Print all of the data exactly, with no line missing.

┄┄┄┄┄┄┄┄┄┄┄┄┄┄┄┄┄┄┄┄

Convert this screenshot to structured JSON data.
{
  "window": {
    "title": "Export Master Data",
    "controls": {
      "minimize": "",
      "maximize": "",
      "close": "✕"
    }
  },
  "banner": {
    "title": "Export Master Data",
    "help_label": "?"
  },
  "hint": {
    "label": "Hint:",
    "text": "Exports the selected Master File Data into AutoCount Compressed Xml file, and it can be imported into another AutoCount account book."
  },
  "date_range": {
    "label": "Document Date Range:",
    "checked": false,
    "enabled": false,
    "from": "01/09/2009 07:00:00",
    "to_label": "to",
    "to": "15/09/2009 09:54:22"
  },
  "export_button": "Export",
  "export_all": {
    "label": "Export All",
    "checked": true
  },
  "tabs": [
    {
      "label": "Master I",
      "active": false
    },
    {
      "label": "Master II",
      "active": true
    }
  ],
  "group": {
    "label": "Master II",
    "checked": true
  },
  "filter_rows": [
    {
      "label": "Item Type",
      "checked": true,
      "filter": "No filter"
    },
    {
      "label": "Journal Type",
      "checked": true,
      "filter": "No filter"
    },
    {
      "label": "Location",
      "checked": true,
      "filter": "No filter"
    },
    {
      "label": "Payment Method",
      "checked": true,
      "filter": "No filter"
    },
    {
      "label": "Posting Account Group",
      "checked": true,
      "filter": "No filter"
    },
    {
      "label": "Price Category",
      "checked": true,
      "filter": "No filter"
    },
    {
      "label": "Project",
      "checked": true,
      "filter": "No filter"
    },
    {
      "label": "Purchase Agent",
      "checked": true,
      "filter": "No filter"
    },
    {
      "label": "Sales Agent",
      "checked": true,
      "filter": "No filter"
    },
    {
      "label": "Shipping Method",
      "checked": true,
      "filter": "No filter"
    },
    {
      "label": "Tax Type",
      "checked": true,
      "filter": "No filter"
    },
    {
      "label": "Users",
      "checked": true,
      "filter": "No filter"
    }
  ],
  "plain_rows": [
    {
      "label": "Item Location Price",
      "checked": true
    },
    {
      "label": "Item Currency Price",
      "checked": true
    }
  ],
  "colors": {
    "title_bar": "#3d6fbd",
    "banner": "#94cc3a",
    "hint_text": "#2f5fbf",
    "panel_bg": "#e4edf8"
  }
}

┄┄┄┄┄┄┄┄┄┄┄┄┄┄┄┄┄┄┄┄

## Result for this task
Convert this screenshot to structured JSON data.
{
  "window": {
    "title": "Export Master Data",
    "controls": {
      "minimize": "",
      "maximize": "",
      "close": "✕"
    }
  },
  "banner": {
    "title": "Export Master Data",
    "help_label": "?"
  },
  "hint": {
    "label": "Hint:",
    "text": "Exports the selected Master File Data into AutoCount Compressed Xml file, and it can be imported into another AutoCount account book."
  },
  "date_range": {
    "label": "Document Date Range:",
    "checked": false,
    "enabled": false,
    "from": "01/09/2009 07:00:00",
    "to_label": "to",
    "to": "15/09/2009 09:54:22"
  },
  "export_button": "Export",
  "export_all": {
    "label": "Export All",
    "checked": true
  },
  "tabs": [
    {
      "label": "Master I",
      "active": false
    },
    {
      "label": "Master II",
      "active": true
    }
  ],
  "group": {
    "label": "Master II",
    "checked": true
  },
  "filter_rows": [
    {
      "label": "Item Type",
      "checked": true,
      "filter": "No filter"
    },
    {
      "label": "Journal Type",
      "checked": true,
      "filter": "No filter"
    },
    {
      "label": "Location",
      "checked": true,
      "filter": "No filter"
    },
    {
      "label": "Payment Method",
      "checked": true,
      "filter": "No filter"
    },
    {
      "label": "Posting Account Group",
      "checked": true,
      "filter": "No filter"
    },
    {
      "label": "Price Category",
      "checked": true,
      "filter": "No filter"
    },
    {
      "label": "Project",
      "checked": true,
      "filter": "No filter"
    },
    {
      "label": "Purchase Agent",
      "checked": true,
      "filter": "No filter"
    },
    {
      "label": "Sales Agent",
      "checked": true,
      "filter": "No filter"
    },
    {
      "label": "Shipping Method",
      "checked": true,
      "filter": "No filter"
    },
    {
      "label": "Tax Type",
      "checked": true,
      "filter": "No filter"
    },
    {
      "label": "Users",
      "checked": true,
      "filter": "No filter"
    }
  ],
  "plain_rows": [
    {
      "label": "Item Location Price",
      "checked": true
    },
    {
      "label": "Item Currency Price",
      "checked": true
    }
  ],
  "colors": {
    "title_bar": "#3d6fbd",
    "banner": "#94cc3a",
    "hint_text": "#2f5fbf",
    "panel_bg": "#e4edf8"
  }
}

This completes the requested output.